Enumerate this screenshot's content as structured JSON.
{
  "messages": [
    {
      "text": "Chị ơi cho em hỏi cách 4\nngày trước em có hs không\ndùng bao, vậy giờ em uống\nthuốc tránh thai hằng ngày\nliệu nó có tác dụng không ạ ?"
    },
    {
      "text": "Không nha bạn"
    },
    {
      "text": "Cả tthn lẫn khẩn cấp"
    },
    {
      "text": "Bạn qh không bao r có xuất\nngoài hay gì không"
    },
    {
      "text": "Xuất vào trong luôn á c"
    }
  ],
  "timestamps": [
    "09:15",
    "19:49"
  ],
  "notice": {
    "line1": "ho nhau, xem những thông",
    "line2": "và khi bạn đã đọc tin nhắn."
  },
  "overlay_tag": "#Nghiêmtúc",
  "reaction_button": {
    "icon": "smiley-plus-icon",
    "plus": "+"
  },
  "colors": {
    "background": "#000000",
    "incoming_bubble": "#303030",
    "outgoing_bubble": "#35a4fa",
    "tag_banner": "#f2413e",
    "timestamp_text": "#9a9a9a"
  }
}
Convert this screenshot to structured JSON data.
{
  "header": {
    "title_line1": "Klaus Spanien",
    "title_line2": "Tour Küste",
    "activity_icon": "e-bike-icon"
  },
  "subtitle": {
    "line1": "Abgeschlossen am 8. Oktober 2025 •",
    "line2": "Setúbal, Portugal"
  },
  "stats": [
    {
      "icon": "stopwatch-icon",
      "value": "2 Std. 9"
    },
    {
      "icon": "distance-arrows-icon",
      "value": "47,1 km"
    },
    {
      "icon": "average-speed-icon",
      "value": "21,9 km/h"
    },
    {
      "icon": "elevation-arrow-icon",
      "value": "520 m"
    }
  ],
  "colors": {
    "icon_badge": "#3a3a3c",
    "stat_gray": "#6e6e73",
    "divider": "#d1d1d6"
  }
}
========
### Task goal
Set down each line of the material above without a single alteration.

### Solution below
Enumerate this screenshot's content as structured JSON.
{
  "messages": [
    {
      "text": "Chị ơi cho em hỏi cách 4\nngày trước em có hs không\ndùng bao, vậy giờ em uống\nthuốc tránh thai hằng ngày\nliệu nó có tác dụng không ạ ?"
    },
    {
      "text": "Không nha bạn"
    },
    {
      "text": "Cả tthn lẫn khẩn cấp"
    },
    {
      "text": "Bạn qh không bao r có xuất\nngoài hay gì không"
    },
    {
      "text": "Xuất vào trong luôn á c"
    }
  ],
  "timestamps": [
    "09:15",
    "19:49"
  ],
  "notice": {
    "line1": "ho nhau, xem những thông",
    "line2": "và khi bạn đã đọc tin nhắn."
  },
  "overlay_tag": "#Nghiêmtúc",
  "reaction_button": {
    "icon": "smiley-plus-icon",
    "plus": "+"
  },
  "colors": {
    "background": "#000000",
    "incoming_bubble": "#303030",
    "outgoing_bubble": "#35a4fa",
    "tag_banner": "#f2413e",
    "timestamp_text": "#9a9a9a"
  }
}
Convert this screenshot to structured JSON data.
{
  "header": {
    "title_line1": "Klaus Spanien",
    "title_line2": "Tour Küste",
    "activity_icon": "e-bike-icon"
  },
  "subtitle": {
    "line1": "Abgeschlossen am 8. Oktober 2025 •",
    "line2": "Setúbal, Portugal"
  },
  "stats": [
    {
      "icon": "stopwatch-icon",
      "value": "2 Std. 9"
    },
    {
      "icon": "distance-arrows-icon",
      "value": "47,1 km"
    },
    {
      "icon": "average-speed-icon",
      "value": "21,9 km/h"
    },
    {
      "icon": "elevation-arrow-icon",
      "value": "520 m"
    }
  ],
  "colors": {
    "icon_badge": "#3a3a3c",
    "stat_gray": "#6e6e73",
    "divider": "#d1d1d6"
  }
}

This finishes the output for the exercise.